ACTIVITY: Copy all lines containing the string "time" from the records below.

Website and app data records:
■ ■ ■ ■ ■ ■ ■

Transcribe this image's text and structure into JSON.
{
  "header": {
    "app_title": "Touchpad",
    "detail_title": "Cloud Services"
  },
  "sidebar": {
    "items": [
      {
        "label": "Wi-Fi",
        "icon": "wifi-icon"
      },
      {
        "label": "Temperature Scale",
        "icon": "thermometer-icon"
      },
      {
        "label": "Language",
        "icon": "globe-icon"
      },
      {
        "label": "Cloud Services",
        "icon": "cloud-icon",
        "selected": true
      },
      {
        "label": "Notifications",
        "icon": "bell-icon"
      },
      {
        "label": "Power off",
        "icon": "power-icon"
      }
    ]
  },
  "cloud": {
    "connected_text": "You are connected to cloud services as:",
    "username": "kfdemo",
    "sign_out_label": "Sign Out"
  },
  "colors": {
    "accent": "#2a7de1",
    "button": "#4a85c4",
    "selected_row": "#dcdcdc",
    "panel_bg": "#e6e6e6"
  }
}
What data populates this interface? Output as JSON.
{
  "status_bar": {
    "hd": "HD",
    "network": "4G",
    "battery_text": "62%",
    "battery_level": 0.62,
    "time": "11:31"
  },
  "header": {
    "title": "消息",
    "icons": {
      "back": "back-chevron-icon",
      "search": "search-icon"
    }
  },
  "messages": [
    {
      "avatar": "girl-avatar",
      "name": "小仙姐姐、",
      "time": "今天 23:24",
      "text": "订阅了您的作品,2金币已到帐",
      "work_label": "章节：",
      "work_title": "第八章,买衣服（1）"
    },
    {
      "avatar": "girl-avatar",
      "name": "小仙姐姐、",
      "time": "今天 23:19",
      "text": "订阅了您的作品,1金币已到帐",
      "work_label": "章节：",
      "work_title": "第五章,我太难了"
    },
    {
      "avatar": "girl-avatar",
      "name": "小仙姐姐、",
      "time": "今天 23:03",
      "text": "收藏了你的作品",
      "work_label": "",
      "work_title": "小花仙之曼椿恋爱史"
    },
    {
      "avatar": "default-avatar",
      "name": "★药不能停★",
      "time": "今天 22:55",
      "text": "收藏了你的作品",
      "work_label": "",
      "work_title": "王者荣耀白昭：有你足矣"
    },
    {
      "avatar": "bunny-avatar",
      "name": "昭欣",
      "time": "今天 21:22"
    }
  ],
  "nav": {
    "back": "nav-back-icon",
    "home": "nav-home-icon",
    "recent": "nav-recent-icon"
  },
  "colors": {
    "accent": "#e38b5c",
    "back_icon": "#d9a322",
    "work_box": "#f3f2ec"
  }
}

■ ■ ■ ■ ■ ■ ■

SOLUTION FOR THIS PROBLEM:
    "time": "11:31"
      "time": "今天 23:24",
      "time": "今天 23:19",
      "time": "今天 23:03",
      "time": "今天 22:55",
      "time": "今天 21:22"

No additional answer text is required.